# [Instructions for the task]
Would you reproduce every record exactly, leaving out the pictures?

# [Input data]
------------------------------

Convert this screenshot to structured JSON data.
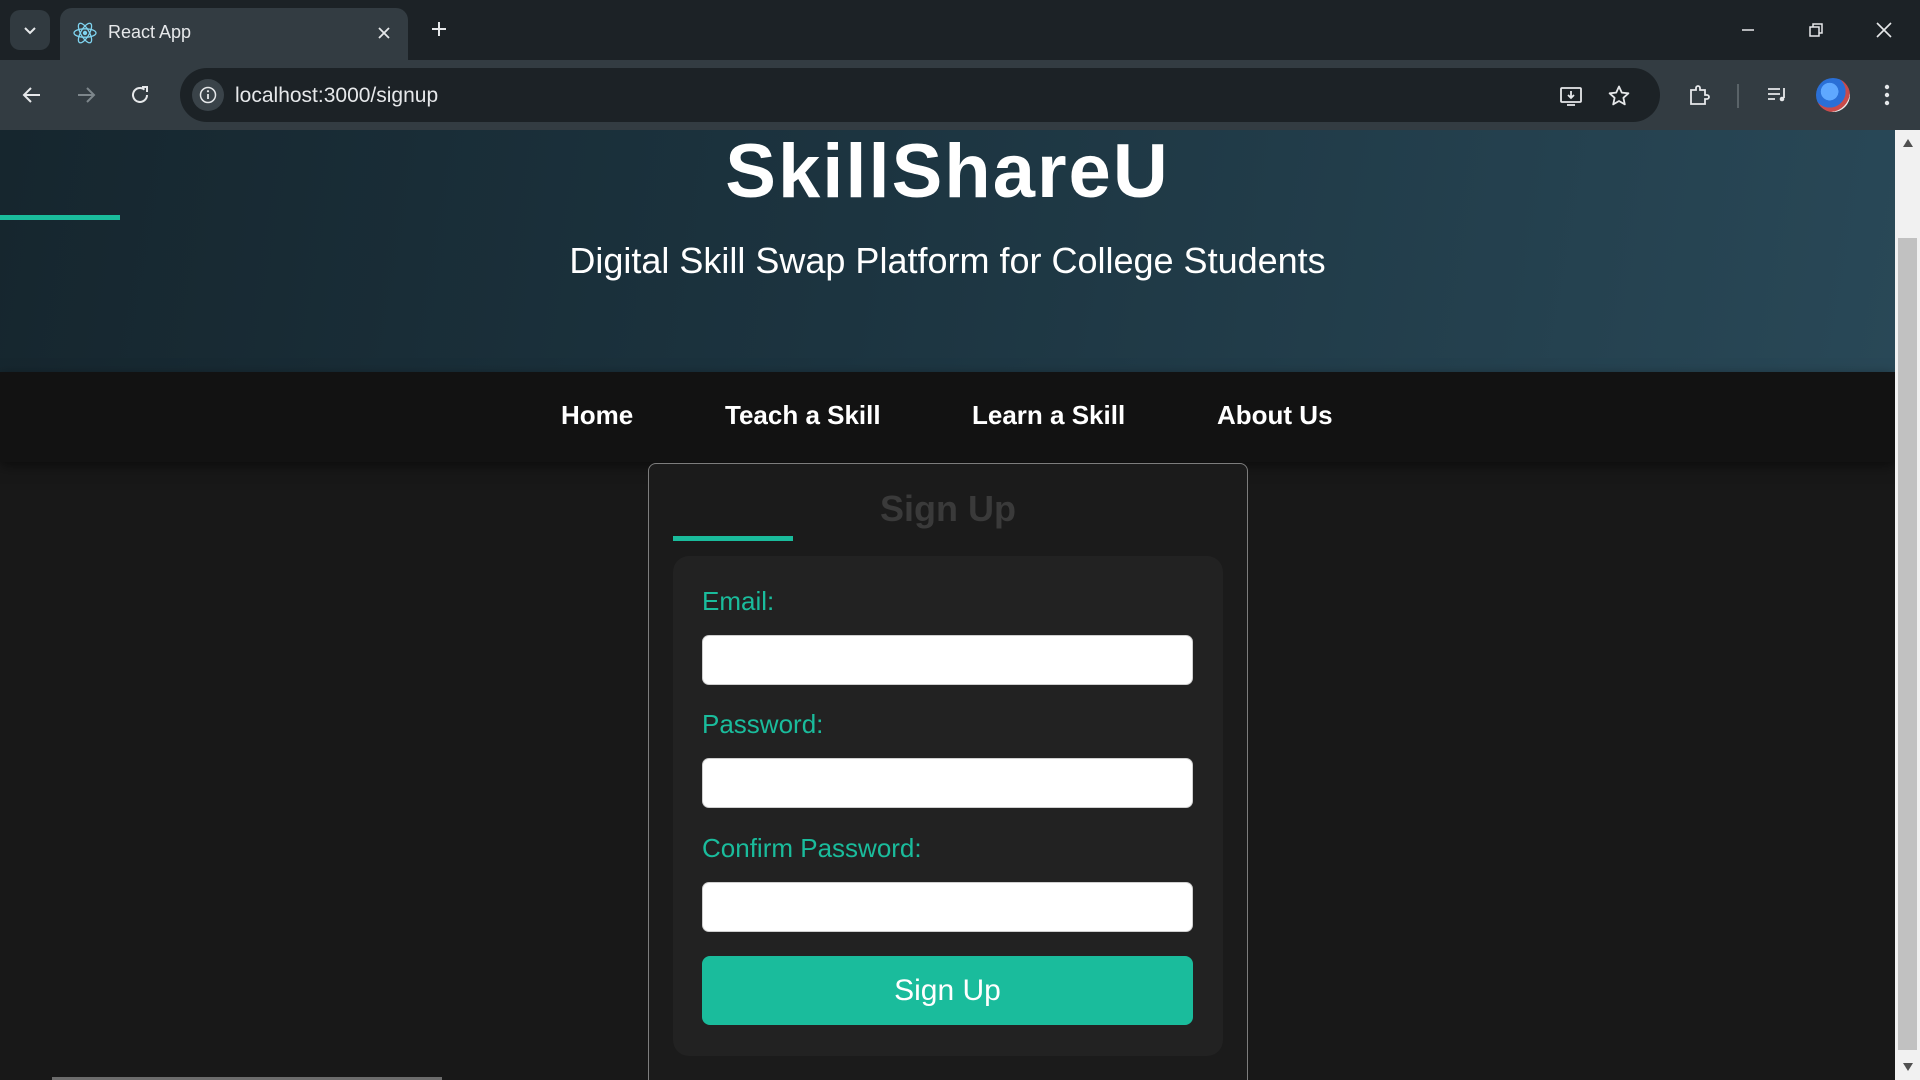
{
  "browser": {
    "tab": {
      "title": "React App"
    },
    "address_bar": {
      "url": "localhost:3000/signup"
    }
  },
  "page": {
    "header": {
      "title": "SkillShareU",
      "subtitle": "Digital Skill Swap Platform for College Students"
    },
    "nav": {
      "links": [
        {
          "label": "Home"
        },
        {
          "label": "Teach a Skill"
        },
        {
          "label": "Learn a Skill"
        },
        {
          "label": "About Us"
        }
      ]
    },
    "signup_form": {
      "title": "Sign Up",
      "fields": [
        {
          "label": "Email:",
          "value": ""
        },
        {
          "label": "Password:",
          "value": ""
        },
        {
          "label": "Confirm Password:",
          "value": ""
        }
      ],
      "submit_label": "Sign Up"
    }
  },
  "colors": {
    "accent": "#1abc9c",
    "nav_background": "#121212",
    "page_background": "#181818",
    "header_gradient_start": "#16262e",
    "header_gradient_end": "#294857"
  },
  "icons": [
    "tab-list-icon",
    "react-favicon-icon",
    "close-icon",
    "plus-icon",
    "minimize-icon",
    "restore-icon",
    "back-icon",
    "forward-icon",
    "reload-icon",
    "info-icon",
    "install-app-icon",
    "star-icon",
    "extensions-icon",
    "media-controls-icon",
    "more-vert-icon"
  ]
}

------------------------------

# [Written solution]
Convert this screenshot to structured JSON data.
{
  "browser": {
    "tab": {
      "title": "React App"
    },
    "address_bar": {
      "url": "localhost:3000/signup"
    }
  },
  "page": {
    "header": {
      "title": "SkillShareU",
      "subtitle": "Digital Skill Swap Platform for College Students"
    },
    "nav": {
      "links": [
        {
          "label": "Home"
        },
        {
          "label": "Teach a Skill"
        },
        {
          "label": "Learn a Skill"
        },
        {
          "label": "About Us"
        }
      ]
    },
    "signup_form": {
      "title": "Sign Up",
      "fields": [
        {
          "label": "Email:",
          "value": ""
        },
        {
          "label": "Password:",
          "value": ""
        },
        {
          "label": "Confirm Password:",
          "value": ""
        }
      ],
      "submit_label": "Sign Up"
    }
  },
  "colors": {
    "accent": "#1abc9c",
    "nav_background": "#121212",
    "page_background": "#181818",
    "header_gradient_start": "#16262e",
    "header_gradient_end": "#294857"
  },
  "icons": [
    "tab-list-icon",
    "react-favicon-icon",
    "close-icon",
    "plus-icon",
    "minimize-icon",
    "restore-icon",
    "back-icon",
    "forward-icon",
    "reload-icon",
    "info-icon",
    "install-app-icon",
    "star-icon",
    "extensions-icon",
    "media-controls-icon",
    "more-vert-icon"
  ]
}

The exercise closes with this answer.